ACTIVITY: A single number is the whole answer: the tally of lines in the data below that include the word "période".
----------
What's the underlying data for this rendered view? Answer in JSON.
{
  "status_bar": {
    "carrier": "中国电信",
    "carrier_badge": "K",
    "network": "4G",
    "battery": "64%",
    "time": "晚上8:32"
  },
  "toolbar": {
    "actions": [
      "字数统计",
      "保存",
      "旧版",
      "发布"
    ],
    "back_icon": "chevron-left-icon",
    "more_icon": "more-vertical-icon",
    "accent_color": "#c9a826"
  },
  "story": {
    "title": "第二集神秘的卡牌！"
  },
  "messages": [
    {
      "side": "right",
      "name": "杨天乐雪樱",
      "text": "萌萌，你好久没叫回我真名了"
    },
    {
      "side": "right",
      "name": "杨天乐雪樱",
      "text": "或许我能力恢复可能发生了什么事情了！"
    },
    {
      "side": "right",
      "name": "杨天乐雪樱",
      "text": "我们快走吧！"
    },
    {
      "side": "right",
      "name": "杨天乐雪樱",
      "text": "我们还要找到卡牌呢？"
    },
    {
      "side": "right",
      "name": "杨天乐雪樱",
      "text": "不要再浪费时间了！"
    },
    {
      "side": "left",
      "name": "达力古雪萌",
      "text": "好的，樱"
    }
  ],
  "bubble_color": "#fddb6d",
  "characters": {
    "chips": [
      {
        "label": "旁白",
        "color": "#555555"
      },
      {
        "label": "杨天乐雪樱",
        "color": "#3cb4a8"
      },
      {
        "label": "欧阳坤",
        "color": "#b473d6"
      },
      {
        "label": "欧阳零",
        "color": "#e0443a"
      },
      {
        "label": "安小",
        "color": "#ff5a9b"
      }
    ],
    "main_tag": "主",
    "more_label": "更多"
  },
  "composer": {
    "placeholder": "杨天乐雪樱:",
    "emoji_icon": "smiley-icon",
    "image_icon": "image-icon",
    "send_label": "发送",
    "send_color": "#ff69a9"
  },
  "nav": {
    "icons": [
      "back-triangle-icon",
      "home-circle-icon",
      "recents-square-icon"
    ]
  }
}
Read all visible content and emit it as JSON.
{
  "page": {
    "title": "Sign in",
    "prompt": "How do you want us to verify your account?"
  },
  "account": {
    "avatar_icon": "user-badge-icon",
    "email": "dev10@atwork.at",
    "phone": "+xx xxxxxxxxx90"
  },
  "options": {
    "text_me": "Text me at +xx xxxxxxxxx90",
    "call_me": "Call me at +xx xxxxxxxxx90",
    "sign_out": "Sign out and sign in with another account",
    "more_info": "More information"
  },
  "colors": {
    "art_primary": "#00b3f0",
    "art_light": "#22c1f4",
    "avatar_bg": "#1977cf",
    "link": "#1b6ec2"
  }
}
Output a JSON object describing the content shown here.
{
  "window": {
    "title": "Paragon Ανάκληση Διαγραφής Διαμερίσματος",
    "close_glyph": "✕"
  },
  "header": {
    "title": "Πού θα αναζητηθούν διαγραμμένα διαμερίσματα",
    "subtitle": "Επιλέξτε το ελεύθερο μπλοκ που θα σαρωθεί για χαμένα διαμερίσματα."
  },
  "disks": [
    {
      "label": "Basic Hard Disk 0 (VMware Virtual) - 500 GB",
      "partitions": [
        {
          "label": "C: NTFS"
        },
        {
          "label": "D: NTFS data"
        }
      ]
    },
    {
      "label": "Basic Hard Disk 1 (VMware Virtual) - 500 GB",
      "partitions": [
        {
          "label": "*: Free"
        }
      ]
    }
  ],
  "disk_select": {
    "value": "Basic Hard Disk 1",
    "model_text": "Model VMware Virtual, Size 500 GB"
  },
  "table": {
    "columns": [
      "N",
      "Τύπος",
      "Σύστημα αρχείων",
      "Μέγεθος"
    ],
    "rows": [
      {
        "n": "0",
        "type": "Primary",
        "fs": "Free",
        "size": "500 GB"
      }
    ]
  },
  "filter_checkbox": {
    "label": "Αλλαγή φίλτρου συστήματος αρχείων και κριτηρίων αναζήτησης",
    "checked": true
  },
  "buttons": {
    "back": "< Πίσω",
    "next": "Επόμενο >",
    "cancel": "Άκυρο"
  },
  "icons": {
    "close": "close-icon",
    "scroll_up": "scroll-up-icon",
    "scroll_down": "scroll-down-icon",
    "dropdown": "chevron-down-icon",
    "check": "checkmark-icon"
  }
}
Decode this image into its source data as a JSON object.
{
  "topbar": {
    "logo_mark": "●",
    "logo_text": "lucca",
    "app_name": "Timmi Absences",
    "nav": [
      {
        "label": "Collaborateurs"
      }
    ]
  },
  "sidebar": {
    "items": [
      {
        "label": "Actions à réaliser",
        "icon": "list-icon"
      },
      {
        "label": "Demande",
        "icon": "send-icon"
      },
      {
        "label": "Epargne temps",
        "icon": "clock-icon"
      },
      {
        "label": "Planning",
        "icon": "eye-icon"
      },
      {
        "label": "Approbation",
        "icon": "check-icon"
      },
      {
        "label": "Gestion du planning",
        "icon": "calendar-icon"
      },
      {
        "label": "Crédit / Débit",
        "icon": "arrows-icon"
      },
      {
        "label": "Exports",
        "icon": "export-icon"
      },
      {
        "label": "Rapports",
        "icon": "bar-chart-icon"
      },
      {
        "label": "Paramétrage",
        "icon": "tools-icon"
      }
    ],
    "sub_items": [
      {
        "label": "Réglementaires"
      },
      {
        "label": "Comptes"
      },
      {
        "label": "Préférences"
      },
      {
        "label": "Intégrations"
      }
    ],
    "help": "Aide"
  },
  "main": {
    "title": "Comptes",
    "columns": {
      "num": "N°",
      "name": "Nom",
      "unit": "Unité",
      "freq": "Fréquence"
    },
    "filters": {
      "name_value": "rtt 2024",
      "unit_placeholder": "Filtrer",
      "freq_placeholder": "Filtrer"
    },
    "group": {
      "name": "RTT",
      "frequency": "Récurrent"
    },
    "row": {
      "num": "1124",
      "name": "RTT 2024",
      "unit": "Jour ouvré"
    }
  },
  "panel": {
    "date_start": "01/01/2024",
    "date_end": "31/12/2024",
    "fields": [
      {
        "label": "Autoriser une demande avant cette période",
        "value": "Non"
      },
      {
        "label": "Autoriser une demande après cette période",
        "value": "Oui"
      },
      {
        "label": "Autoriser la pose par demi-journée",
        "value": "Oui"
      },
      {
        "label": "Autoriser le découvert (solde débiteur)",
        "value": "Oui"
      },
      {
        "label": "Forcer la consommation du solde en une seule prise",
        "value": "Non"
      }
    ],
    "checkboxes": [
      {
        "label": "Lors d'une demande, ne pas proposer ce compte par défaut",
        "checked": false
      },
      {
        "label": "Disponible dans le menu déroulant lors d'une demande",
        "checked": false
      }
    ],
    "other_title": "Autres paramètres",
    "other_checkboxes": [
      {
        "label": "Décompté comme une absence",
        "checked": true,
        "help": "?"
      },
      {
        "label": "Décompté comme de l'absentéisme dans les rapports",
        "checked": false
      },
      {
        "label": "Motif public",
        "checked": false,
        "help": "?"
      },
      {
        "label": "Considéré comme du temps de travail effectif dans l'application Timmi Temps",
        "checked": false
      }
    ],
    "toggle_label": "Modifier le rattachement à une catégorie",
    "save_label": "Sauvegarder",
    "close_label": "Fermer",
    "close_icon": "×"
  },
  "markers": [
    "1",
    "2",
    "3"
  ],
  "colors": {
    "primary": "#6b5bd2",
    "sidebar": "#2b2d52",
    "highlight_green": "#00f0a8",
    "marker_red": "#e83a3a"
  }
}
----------
WRITTEN REPLY: 2